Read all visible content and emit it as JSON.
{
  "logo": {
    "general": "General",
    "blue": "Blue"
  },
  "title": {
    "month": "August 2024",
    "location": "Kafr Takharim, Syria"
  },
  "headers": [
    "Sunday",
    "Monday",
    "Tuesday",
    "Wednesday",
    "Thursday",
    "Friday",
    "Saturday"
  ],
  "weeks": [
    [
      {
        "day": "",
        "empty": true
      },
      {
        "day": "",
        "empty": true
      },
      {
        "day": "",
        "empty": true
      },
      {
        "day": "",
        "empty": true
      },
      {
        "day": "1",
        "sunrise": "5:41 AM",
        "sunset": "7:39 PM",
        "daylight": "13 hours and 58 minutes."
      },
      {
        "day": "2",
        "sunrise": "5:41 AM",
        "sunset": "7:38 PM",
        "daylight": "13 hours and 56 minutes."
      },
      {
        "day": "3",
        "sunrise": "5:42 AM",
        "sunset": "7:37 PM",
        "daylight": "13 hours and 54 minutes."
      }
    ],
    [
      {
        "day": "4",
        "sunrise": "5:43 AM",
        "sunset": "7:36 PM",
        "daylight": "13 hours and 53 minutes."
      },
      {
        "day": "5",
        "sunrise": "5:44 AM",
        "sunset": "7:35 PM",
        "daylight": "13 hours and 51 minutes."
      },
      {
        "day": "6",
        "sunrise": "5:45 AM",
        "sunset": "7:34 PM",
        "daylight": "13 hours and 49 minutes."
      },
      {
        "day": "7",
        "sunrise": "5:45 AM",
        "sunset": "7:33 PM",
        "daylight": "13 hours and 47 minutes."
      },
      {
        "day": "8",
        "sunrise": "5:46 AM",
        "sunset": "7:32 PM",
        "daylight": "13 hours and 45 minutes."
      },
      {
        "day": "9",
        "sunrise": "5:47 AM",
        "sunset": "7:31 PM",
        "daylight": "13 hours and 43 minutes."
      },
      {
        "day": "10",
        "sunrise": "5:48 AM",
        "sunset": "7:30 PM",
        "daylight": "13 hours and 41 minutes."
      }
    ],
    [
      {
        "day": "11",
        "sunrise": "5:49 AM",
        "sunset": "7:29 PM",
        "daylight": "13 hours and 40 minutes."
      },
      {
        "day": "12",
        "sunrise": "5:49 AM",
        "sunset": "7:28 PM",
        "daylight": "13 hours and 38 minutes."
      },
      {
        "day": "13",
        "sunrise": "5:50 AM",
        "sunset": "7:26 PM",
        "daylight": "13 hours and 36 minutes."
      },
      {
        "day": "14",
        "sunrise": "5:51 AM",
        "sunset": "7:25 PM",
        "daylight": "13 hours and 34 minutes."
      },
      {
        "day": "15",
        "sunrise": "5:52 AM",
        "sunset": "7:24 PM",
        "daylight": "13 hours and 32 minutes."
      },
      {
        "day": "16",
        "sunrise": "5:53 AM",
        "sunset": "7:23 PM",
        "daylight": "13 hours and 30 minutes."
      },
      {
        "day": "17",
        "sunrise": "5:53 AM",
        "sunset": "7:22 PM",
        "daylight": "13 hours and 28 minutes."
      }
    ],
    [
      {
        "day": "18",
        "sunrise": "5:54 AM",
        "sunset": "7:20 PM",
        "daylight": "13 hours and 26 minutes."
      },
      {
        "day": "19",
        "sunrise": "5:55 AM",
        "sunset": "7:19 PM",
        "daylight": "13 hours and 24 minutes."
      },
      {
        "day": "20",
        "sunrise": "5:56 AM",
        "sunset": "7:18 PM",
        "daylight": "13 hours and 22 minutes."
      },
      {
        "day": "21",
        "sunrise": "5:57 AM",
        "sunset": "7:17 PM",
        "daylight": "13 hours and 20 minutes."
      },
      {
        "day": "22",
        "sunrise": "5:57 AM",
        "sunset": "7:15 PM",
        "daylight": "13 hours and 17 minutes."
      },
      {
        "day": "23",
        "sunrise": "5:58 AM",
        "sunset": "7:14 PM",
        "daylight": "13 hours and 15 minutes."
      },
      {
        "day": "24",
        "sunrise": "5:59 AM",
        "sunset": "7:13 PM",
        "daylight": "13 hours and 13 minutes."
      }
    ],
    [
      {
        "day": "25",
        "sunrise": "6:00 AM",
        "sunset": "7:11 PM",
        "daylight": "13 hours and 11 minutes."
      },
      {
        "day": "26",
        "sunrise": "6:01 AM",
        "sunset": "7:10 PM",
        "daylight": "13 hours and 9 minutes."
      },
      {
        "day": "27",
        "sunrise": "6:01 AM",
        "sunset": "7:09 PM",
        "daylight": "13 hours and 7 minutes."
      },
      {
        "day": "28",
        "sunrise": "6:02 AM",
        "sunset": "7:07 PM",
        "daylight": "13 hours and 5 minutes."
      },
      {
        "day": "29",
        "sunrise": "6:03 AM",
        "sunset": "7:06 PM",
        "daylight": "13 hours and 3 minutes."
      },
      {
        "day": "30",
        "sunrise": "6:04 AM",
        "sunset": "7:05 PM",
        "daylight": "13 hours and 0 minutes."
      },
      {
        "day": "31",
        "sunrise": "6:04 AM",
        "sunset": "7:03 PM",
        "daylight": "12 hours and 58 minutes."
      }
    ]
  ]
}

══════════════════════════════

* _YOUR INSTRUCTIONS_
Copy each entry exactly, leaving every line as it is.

* _SOLUTION TO THIS TASK_
Read all visible content and emit it as JSON.
{
  "logo": {
    "general": "General",
    "blue": "Blue"
  },
  "title": {
    "month": "August 2024",
    "location": "Kafr Takharim, Syria"
  },
  "headers": [
    "Sunday",
    "Monday",
    "Tuesday",
    "Wednesday",
    "Thursday",
    "Friday",
    "Saturday"
  ],
  "weeks": [
    [
      {
        "day": "",
        "empty": true
      },
      {
        "day": "",
        "empty": true
      },
      {
        "day": "",
        "empty": true
      },
      {
        "day": "",
        "empty": true
      },
      {
        "day": "1",
        "sunrise": "5:41 AM",
        "sunset": "7:39 PM",
        "daylight": "13 hours and 58 minutes."
      },
      {
        "day": "2",
        "sunrise": "5:41 AM",
        "sunset": "7:38 PM",
        "daylight": "13 hours and 56 minutes."
      },
      {
        "day": "3",
        "sunrise": "5:42 AM",
        "sunset": "7:37 PM",
        "daylight": "13 hours and 54 minutes."
      }
    ],
    [
      {
        "day": "4",
        "sunrise": "5:43 AM",
        "sunset": "7:36 PM",
        "daylight": "13 hours and 53 minutes."
      },
      {
        "day": "5",
        "sunrise": "5:44 AM",
        "sunset": "7:35 PM",
        "daylight": "13 hours and 51 minutes."
      },
      {
        "day": "6",
        "sunrise": "5:45 AM",
        "sunset": "7:34 PM",
        "daylight": "13 hours and 49 minutes."
      },
      {
        "day": "7",
        "sunrise": "5:45 AM",
        "sunset": "7:33 PM",
        "daylight": "13 hours and 47 minutes."
      },
      {
        "day": "8",
        "sunrise": "5:46 AM",
        "sunset": "7:32 PM",
        "daylight": "13 hours and 45 minutes."
      },
      {
        "day": "9",
        "sunrise": "5:47 AM",
        "sunset": "7:31 PM",
        "daylight": "13 hours and 43 minutes."
      },
      {
        "day": "10",
        "sunrise": "5:48 AM",
        "sunset": "7:30 PM",
        "daylight": "13 hours and 41 minutes."
      }
    ],
    [
      {
        "day": "11",
        "sunrise": "5:49 AM",
        "sunset": "7:29 PM",
        "daylight": "13 hours and 40 minutes."
      },
      {
        "day": "12",
        "sunrise": "5:49 AM",
        "sunset": "7:28 PM",
        "daylight": "13 hours and 38 minutes."
      },
      {
        "day": "13",
        "sunrise": "5:50 AM",
        "sunset": "7:26 PM",
        "daylight": "13 hours and 36 minutes."
      },
      {
        "day": "14",
        "sunrise": "5:51 AM",
        "sunset": "7:25 PM",
        "daylight": "13 hours and 34 minutes."
      },
      {
        "day": "15",
        "sunrise": "5:52 AM",
        "sunset": "7:24 PM",
        "daylight": "13 hours and 32 minutes."
      },
      {
        "day": "16",
        "sunrise": "5:53 AM",
        "sunset": "7:23 PM",
        "daylight": "13 hours and 30 minutes."
      },
      {
        "day": "17",
        "sunrise": "5:53 AM",
        "sunset": "7:22 PM",
        "daylight": "13 hours and 28 minutes."
      }
    ],
    [
      {
        "day": "18",
        "sunrise": "5:54 AM",
        "sunset": "7:20 PM",
        "daylight": "13 hours and 26 minutes."
      },
      {
        "day": "19",
        "sunrise": "5:55 AM",
        "sunset": "7:19 PM",
        "daylight": "13 hours and 24 minutes."
      },
      {
        "day": "20",
        "sunrise": "5:56 AM",
        "sunset": "7:18 PM",
        "daylight": "13 hours and 22 minutes."
      },
      {
        "day": "21",
        "sunrise": "5:57 AM",
        "sunset": "7:17 PM",
        "daylight": "13 hours and 20 minutes."
      },
      {
        "day": "22",
        "sunrise": "5:57 AM",
        "sunset": "7:15 PM",
        "daylight": "13 hours and 17 minutes."
      },
      {
        "day": "23",
        "sunrise": "5:58 AM",
        "sunset": "7:14 PM",
        "daylight": "13 hours and 15 minutes."
      },
      {
        "day": "24",
        "sunrise": "5:59 AM",
        "sunset": "7:13 PM",
        "daylight": "13 hours and 13 minutes."
      }
    ],
    [
      {
        "day": "25",
        "sunrise": "6:00 AM",
        "sunset": "7:11 PM",
        "daylight": "13 hours and 11 minutes."
      },
      {
        "day": "26",
        "sunrise": "6:01 AM",
        "sunset": "7:10 PM",
        "daylight": "13 hours and 9 minutes."
      },
      {
        "day": "27",
        "sunrise": "6:01 AM",
        "sunset": "7:09 PM",
        "daylight": "13 hours and 7 minutes."
      },
      {
        "day": "28",
        "sunrise": "6:02 AM",
        "sunset": "7:07 PM",
        "daylight": "13 hours and 5 minutes."
      },
      {
        "day": "29",
        "sunrise": "6:03 AM",
        "sunset": "7:06 PM",
        "daylight": "13 hours and 3 minutes."
      },
      {
        "day": "30",
        "sunrise": "6:04 AM",
        "sunset": "7:05 PM",
        "daylight": "13 hours and 0 minutes."
      },
      {
        "day": "31",
        "sunrise": "6:04 AM",
        "sunset": "7:03 PM",
        "daylight": "12 hours and 58 minutes."
      }
    ]
  ]
}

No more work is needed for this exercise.